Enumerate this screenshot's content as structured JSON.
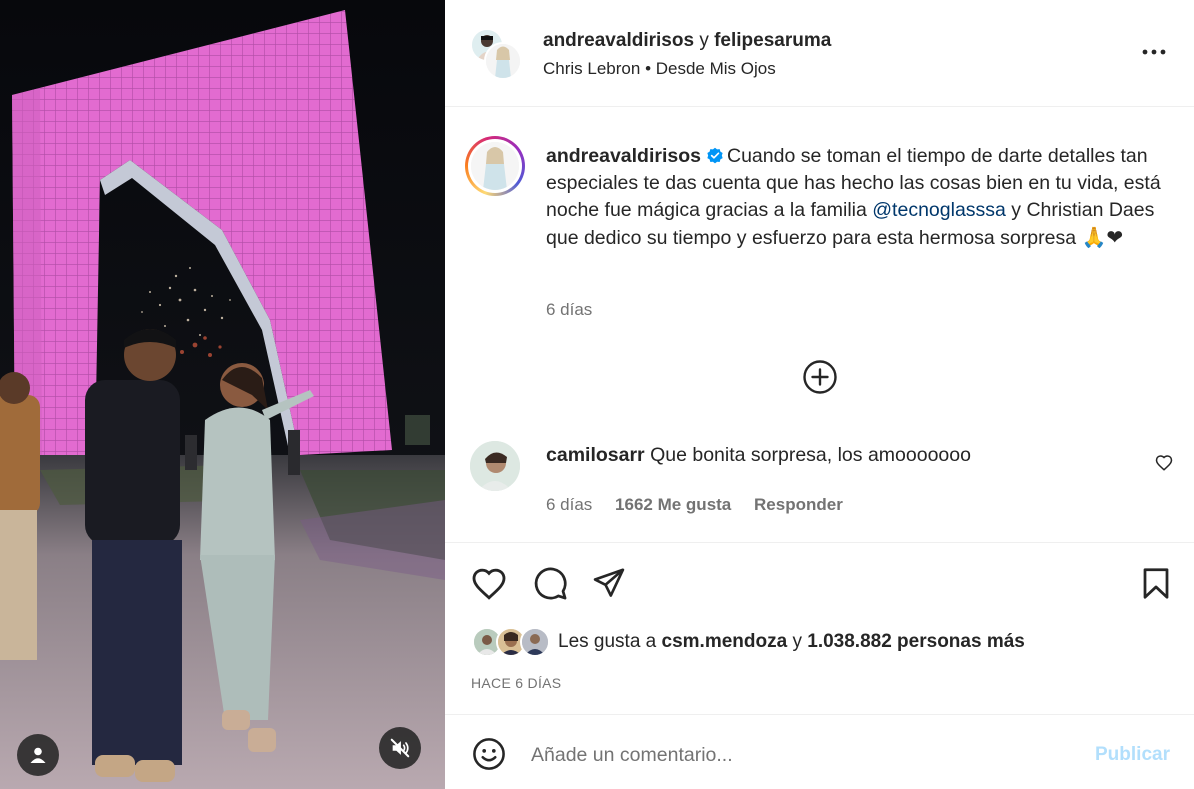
{
  "post": {
    "accounts": {
      "primary": "andreavaldirisos",
      "conjunction": "y",
      "collaborator": "felipesaruma"
    },
    "audio": {
      "artist": "Chris Lebron",
      "separator": "•",
      "track": "Desde Mis Ojos"
    }
  },
  "caption": {
    "username": "andreavaldirisos",
    "text_before": "Cuando se toman el tiempo de darte detalles tan especiales te das cuenta que has hecho las cosas bien en tu vida, está noche fue mágica gracias a la familia ",
    "mention": "@tecnoglasssa",
    "text_after": " y Christian Daes que dedico su tiempo y esfuerzo para esta hermosa sorpresa ",
    "emojis": "🙏❤",
    "time": "6 días"
  },
  "comment": {
    "username": "camilosarr",
    "text": "Que bonita sorpresa, los amooooooo",
    "time": "6 días",
    "likes": "1662 Me gusta",
    "reply": "Responder"
  },
  "likes": {
    "prefix": "Les gusta a",
    "liked_by": "csm.mendoza",
    "conjunction": "y",
    "others": "1.038.882 personas más"
  },
  "time_ago": "HACE 6 DÍAS",
  "add_comment": {
    "placeholder": "Añade un comentario...",
    "publish": "Publicar"
  },
  "colors": {
    "text": "#262626",
    "secondary": "#737373",
    "link": "#00376b",
    "publish_disabled": "#b2dffc",
    "verified": "#0095f6",
    "heart": "#e0245e"
  },
  "icons": {
    "more": "more-horizontal-icon",
    "verified": "verified-badge-icon",
    "load_more": "plus-circle-icon",
    "like": "heart-icon",
    "comment": "comment-bubble-icon",
    "share": "paper-plane-icon",
    "save": "bookmark-icon",
    "emoji": "smiley-icon",
    "user_tag": "user-icon",
    "mute": "speaker-muted-icon"
  }
}
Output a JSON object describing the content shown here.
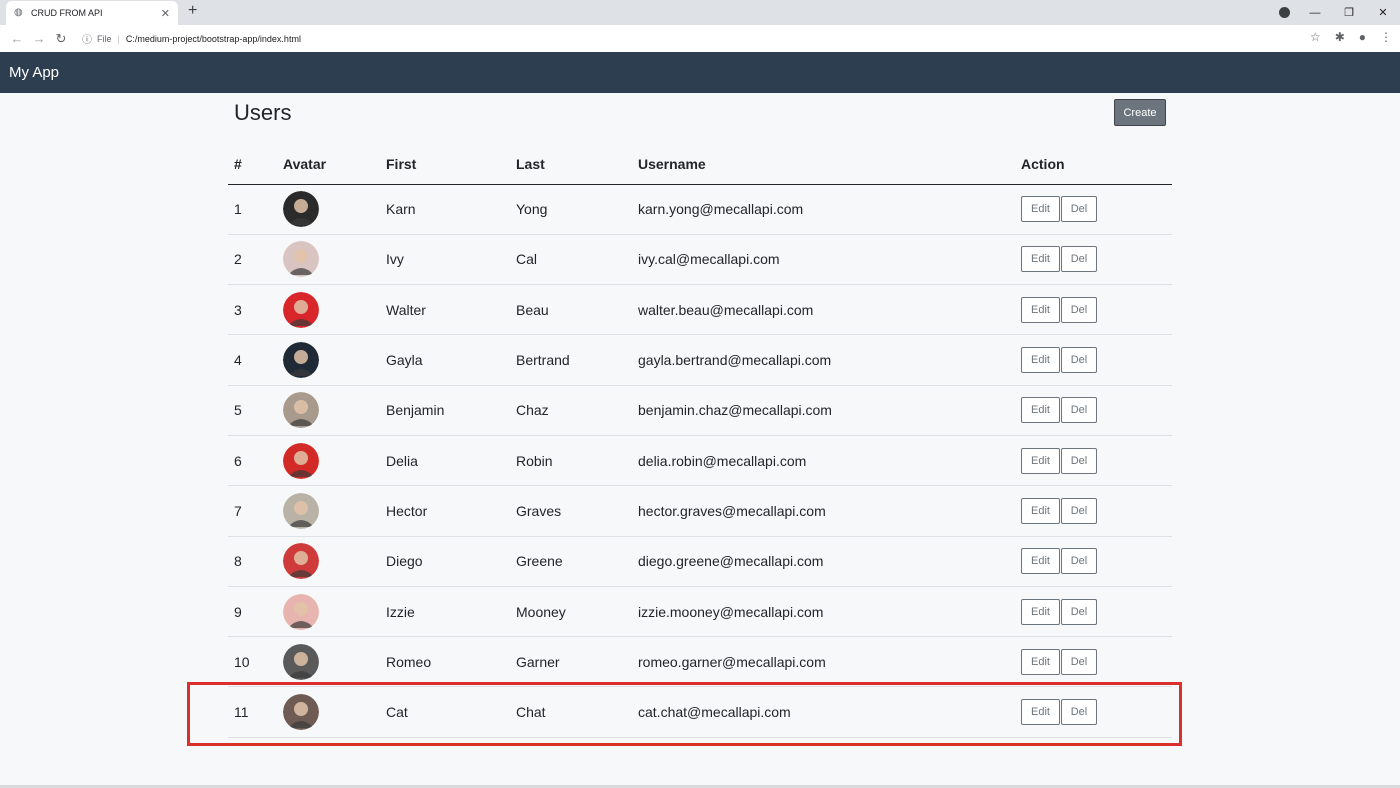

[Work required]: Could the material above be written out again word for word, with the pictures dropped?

[Response]:
Enumerate this screenshot's content as structured JSON.
{
  "post": {
    "accounts": {
      "primary": "andreavaldirisos",
      "conjunction": "y",
      "collaborator": "felipesaruma"
    },
    "audio": {
      "artist": "Chris Lebron",
      "separator": "•",
      "track": "Desde Mis Ojos"
    }
  },
  "caption": {
    "username": "andreavaldirisos",
    "text_before": "Cuando se toman el tiempo de darte detalles tan especiales te das cuenta que has hecho las cosas bien en tu vida, está noche fue mágica gracias a la familia ",
    "mention": "@tecnoglasssa",
    "text_after": " y Christian Daes que dedico su tiempo y esfuerzo para esta hermosa sorpresa ",
    "emojis": "🙏❤",
    "time": "6 días"
  },
  "comment": {
    "username": "camilosarr",
    "text": "Que bonita sorpresa, los amooooooo",
    "time": "6 días",
    "likes": "1662 Me gusta",
    "reply": "Responder"
  },
  "likes": {
    "prefix": "Les gusta a",
    "liked_by": "csm.mendoza",
    "conjunction": "y",
    "others": "1.038.882 personas más"
  },
  "time_ago": "HACE 6 DÍAS",
  "add_comment": {
    "placeholder": "Añade un comentario...",
    "publish": "Publicar"
  },
  "colors": {
    "text": "#262626",
    "secondary": "#737373",
    "link": "#00376b",
    "publish_disabled": "#b2dffc",
    "verified": "#0095f6",
    "heart": "#e0245e"
  },
  "icons": {
    "more": "more-horizontal-icon",
    "verified": "verified-badge-icon",
    "load_more": "plus-circle-icon",
    "like": "heart-icon",
    "comment": "comment-bubble-icon",
    "share": "paper-plane-icon",
    "save": "bookmark-icon",
    "emoji": "smiley-icon",
    "user_tag": "user-icon",
    "mute": "speaker-muted-icon"
  }
}
Output a JSON object describing the content shown here.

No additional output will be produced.